      Let’s discuss this in detail (laughs). The first collection was a trial-and-error process, like a blind date. The next collection was our first proper date (laughs). But I feel that we are gradually approaching perfection, though it always takes time. Even in the case of my own collections, when they are finished, I love to photograph and sell the clothes. But when I look back at the whole experience again, it’s far from perfect. As I continue, my relationship with the people who are responsible for the production deepens, and at the same time, I begin to see my own essence. It’s natural that creating something takes time. In a way, I consider it the ultimate luxury.

  • That resonates a lot with our philosophy at A&S and is something we can relate to very well. So, what does ‘wearing clothes’ mean to you?

    • Zanini

      I think it should be something you enjoy, something that brings joy to your life, and sometimes even solves problems. It also gives you a sense of security, like an armor that protects you. For instance, if you look in the mirror before going for an interview and you like the way you look, you feel more confident. So, it’s both a source of joy and a problem-solving tool, don’t you think?

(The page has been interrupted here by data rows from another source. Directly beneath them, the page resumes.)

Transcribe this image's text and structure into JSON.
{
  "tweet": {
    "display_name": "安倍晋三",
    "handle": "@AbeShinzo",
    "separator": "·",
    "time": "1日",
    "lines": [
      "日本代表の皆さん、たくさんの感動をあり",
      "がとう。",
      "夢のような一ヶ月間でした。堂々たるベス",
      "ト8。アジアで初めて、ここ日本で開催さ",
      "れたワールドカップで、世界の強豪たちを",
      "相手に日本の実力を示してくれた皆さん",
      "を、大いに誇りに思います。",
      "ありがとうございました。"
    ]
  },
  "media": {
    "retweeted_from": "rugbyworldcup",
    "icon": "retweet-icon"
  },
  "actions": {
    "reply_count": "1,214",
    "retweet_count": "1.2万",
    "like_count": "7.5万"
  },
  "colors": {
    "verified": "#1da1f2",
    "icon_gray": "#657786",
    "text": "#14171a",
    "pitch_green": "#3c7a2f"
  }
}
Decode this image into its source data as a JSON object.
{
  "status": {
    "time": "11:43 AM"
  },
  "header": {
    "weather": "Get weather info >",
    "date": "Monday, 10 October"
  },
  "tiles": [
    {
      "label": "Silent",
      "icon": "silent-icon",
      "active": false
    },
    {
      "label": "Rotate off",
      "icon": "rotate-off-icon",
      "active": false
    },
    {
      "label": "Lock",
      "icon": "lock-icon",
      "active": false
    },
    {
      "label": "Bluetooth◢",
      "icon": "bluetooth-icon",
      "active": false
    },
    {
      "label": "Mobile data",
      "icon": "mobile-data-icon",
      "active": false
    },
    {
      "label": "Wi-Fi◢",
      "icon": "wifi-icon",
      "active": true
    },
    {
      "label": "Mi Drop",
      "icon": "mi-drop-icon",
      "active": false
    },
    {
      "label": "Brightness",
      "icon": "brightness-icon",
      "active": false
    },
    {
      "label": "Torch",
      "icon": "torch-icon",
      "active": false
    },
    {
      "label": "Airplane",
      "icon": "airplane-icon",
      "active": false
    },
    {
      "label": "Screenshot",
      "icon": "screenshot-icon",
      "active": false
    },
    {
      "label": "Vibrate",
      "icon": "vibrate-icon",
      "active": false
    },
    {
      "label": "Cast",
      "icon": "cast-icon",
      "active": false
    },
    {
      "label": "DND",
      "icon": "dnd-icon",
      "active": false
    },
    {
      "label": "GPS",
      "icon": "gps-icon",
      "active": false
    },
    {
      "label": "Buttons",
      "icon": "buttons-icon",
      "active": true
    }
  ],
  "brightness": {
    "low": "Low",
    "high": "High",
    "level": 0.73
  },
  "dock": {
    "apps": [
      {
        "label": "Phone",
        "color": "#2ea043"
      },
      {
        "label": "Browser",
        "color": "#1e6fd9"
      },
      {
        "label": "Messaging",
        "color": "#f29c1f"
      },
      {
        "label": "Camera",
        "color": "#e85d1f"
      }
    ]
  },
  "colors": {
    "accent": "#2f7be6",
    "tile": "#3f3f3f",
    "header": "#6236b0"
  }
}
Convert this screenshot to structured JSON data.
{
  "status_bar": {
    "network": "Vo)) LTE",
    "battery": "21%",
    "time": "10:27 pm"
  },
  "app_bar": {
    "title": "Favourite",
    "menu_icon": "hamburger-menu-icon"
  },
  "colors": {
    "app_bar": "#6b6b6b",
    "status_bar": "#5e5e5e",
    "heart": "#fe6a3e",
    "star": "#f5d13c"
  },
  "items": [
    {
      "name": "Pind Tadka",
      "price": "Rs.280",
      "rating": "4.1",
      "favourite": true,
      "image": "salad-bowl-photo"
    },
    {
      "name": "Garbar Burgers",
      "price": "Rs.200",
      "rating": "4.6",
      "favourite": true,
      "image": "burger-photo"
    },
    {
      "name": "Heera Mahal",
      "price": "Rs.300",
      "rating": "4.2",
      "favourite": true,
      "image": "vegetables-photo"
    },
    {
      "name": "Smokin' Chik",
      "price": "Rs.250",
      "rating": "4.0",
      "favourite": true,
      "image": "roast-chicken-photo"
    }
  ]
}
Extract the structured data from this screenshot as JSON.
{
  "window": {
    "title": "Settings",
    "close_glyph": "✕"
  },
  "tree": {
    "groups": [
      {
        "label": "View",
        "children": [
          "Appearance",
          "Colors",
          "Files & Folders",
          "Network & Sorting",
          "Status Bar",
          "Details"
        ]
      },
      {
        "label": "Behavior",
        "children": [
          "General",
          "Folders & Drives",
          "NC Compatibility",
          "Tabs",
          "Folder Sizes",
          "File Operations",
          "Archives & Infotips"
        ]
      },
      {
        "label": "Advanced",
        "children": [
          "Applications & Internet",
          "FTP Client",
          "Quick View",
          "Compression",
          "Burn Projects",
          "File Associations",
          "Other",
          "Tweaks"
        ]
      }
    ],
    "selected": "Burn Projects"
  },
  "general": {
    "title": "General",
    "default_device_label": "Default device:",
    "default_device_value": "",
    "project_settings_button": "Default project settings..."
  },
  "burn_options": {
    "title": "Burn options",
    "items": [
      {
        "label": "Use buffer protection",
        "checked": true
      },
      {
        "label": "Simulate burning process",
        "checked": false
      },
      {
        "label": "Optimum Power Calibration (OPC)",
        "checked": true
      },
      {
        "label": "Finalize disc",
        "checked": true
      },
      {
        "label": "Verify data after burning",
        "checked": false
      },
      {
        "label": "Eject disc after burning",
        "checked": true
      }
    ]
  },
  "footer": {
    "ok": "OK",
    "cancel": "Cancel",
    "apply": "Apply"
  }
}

  • Indeed. In fact, we have a customer in Germany who told us, “A&S is really a brand that I appreciate. There is a certain confidence I feel when I wear it, and it is kind of like my armor. That’s why I really need A&S clothes.” Those comments about our collection were lovely to hear.

    • Zanini

      Very well said. If you feel good because you like what you’re wearing, you gain confidence and your spirits are lifted. That may just be my personal belief, but I think it definitely has a positive impact. I consider paying attention to one’s attire as a matter of culture and etiquette. You know, I remember that my grandfather used to say that it was not appropriate to wear shorts in the city. That might seem like a very old-fashioned notion, but I am still influenced by it. And when I see people wearing shorts in Milan, I can’t help but wonder, ”What on earth do they wear when they actually go to the beach?!” This time, since I planned to visit Okinawa, I made sure to pack fantastic shorts and colorful short-sleeved shirts. I would never wear them in the city, but that’s what makes it enjoyable. It’s a sense of playfulness. Clothing should be a form of play, but I believe it shouldn’t be without rules.

  • For instance, certain places won’t allow entry if you bare too much skin. And if you wear light clothing just because it’s hot, you may not be able to enter these places, or in some cases, they might give you something to cover up with.

    • Zanini

      That’s true even in Italy – you can’t enter sacred places dressed like that. I don’t necessarily think it’s good to be too strict, but there is a certain romance to dressing appropriately for the occasion. Finding value in clothing…Clothing is both a language and a culture, and for me, it is my love and passion. I cherish ‘wearing clothes’ itself and love dress codes and rules related to clothing.

  • Your insights are fascinating. We look forward to continuing our discussion the next time you come to Tokyo.

    • Zanini

      With pleasure. I’m ready to book a flight to Japan anytime!